Delighted to see that Rust Belt Chic, the book to which I contributed an essay, “Remembering Mr. Stress, Live at the Euclid Tavern,” is getting lots of coverage. One of the best parts of writing the essay has been that it’s put me back in touch with the venerable Cleveland bluesman, Mr. Stress, whom I followed avidly for many years.
This week, Andrew Sullivan’s blog at The Daily Beast website, The Dish, wrote about Rust Belt Chic in a piece called “Between Ruin and Rebirth,” citing the book and Roger Ebert’s review of a new documentary, “Detropia.” Fitting, with the Tigers beating the Yankees on Thursday and advancing to the World Series. Relatedly, Friday’s NY Times brought a smart essay by Bill Morris, on the recent rejuvenation of Detroit’s downtown. It seems that the topic of urban decline and rebirth is never far from the collective mind.
Rust Belt Chic has also been covered by Karen D. Long, Book Editor at the Cleveland Plain Dealer in a weekend piece, “‘Rust Belt Chic’ warms to scruffy, problematic Cleveland”. Long writes that the community enterprise that fueled the book “resembled a pop-up civic action.” Typifying this approach, co-editors Anne Trubek and Richey Piiparinen asked all the contributors–in the event that the book sells well enough to make back its expenses and reaches profitability–if we would want an honorarium payment, or prefer to plow our earnings into another indie project to be chosen from among book ideas presented by the contributors, with one (or if we’re really fortunate, more than one) project being chosen for funding. I have a ready book idea–a new volume to be culled from the Guinness Book of World Records-recognized diary of Edward Robb Ellis, whose A Diary of the Century: Tales from America’s Greatest Diarist, I edited and published in 1995. I am happy to have chosen the latter option.

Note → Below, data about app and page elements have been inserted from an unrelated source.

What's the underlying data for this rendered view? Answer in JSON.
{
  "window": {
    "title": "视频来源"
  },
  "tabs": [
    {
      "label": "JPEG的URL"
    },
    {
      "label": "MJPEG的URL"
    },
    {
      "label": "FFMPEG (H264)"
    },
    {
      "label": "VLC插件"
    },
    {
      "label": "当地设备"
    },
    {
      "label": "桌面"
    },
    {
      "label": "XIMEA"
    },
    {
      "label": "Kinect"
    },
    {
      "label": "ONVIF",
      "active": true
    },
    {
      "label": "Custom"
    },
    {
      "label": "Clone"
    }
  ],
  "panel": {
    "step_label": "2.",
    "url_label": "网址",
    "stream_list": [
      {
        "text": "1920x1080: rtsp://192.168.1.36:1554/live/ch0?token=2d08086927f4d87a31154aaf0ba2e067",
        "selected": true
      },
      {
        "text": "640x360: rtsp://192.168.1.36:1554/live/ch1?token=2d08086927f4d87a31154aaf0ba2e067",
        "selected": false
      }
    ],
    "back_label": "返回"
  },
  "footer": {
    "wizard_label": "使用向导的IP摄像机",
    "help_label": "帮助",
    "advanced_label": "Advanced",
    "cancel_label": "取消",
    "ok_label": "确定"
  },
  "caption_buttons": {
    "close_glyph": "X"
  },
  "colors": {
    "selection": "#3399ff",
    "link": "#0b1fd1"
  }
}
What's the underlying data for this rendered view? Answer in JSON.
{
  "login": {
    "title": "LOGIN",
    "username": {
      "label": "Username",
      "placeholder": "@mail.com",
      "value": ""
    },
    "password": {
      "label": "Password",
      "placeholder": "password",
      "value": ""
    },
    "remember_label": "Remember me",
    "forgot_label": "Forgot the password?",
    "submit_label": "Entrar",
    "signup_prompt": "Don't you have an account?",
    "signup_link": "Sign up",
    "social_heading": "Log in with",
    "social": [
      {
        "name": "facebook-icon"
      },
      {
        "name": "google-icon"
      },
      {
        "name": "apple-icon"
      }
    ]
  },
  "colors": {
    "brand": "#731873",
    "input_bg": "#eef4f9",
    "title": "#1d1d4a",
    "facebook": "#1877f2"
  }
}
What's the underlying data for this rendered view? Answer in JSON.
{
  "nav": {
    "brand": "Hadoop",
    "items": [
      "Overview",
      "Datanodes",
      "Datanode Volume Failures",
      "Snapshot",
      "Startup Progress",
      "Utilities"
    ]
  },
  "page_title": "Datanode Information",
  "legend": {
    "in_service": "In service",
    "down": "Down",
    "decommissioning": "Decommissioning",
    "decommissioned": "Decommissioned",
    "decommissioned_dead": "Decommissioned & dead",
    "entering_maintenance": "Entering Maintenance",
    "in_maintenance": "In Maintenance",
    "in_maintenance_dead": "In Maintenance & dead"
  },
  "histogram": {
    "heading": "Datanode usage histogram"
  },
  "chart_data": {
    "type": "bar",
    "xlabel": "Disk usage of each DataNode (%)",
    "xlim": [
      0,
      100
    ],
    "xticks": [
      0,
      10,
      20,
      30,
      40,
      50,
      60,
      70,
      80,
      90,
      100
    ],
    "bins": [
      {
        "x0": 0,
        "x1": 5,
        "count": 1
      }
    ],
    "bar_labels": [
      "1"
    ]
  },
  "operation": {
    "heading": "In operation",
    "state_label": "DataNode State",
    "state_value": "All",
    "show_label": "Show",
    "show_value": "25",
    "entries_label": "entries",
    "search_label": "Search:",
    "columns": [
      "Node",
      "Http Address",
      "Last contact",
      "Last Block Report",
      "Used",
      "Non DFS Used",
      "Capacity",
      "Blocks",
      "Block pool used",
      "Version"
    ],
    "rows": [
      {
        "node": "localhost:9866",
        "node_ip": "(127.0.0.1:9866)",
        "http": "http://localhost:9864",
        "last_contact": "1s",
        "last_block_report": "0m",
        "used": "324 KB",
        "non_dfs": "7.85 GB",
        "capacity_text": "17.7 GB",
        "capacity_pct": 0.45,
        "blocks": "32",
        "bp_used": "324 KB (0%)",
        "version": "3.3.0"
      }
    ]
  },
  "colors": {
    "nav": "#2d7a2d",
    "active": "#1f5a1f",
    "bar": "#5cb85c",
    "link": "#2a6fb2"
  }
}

In case you missed an item I put up last month, one of my fellow Rust Belt Chic contributors is Connie Schultz, the Pulitzer Prize-winning columnist and author. In the past year, she left the Plain Dealer while for her husband Sherrod Brown’s run for re-election to the US Senate from Ohio. A few weeks ago, on the Rust Belt Chic Facebook page, I saw this note from Ms. Schultz:
“Sherrod didn’t get home until after midnight last night, but as soon as he saw my newly arrived stack of ‘Rust Belt Chic: The Cleveland Anthology,’ he had to pick up a book and take a look. ‘Wow,’ he said, over and over, as he recognized one writer’s name after another, read aloud some of the titles and marveled at the photos.” Here’s my whole piece, “Senator Sherrod Brown ♥s “Rust Belt Chic”.
I hope you buy the book as a print or a digital edition, or get one of each, not simply because you want to support this communal effort, but because it offers thirty-five fine examples of narrative journalism, chronicling a distinctive part of the country that is too often overlooked on the literary and cultural map. I also urge you to follow the book’s Twitter feed, @rust-belt-chic. On my own Twitter feed, @philipsturner, I’ve started a hashtag, #MrStress. You may also ‘like’ the Rust Belt Chic Facebook page. Thank you for supporting this exciting experiment in cultural urban renewal.
Finally, I got word today that there will be a public event with Rust Belt Chic contributors in Brooklyn, NY, on January 3. I hope to be there, reading from my essay on Mr. Stress. More details when I have them.